Input material.

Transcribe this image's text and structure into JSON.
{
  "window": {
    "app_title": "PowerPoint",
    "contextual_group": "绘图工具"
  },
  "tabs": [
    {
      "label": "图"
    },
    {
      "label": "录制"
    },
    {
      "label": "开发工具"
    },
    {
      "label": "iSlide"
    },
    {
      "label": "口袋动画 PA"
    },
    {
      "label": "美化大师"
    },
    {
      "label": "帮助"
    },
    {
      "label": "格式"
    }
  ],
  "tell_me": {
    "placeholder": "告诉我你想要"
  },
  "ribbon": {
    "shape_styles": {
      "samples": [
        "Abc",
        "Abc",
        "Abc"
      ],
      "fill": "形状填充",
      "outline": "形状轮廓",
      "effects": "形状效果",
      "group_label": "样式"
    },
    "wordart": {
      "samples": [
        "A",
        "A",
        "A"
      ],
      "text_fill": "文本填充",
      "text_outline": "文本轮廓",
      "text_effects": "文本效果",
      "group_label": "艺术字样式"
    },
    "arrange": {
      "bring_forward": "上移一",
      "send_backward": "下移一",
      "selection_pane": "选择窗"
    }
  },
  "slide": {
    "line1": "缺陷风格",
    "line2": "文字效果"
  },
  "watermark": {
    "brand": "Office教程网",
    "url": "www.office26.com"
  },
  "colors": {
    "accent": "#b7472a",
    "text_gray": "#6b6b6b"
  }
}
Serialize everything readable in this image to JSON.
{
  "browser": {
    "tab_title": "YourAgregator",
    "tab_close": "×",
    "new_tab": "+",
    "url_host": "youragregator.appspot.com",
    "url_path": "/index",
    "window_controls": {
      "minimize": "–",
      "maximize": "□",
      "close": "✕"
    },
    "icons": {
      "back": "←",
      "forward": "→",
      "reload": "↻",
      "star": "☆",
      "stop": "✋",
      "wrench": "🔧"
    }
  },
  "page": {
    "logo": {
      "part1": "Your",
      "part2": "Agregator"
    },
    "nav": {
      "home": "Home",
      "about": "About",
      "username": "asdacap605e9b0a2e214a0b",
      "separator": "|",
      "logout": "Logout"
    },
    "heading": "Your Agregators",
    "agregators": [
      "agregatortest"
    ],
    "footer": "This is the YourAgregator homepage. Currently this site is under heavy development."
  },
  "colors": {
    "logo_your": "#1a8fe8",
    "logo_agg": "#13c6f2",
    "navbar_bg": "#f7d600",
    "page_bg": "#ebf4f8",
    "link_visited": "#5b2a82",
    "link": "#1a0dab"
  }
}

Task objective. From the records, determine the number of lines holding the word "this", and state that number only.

Task output. 3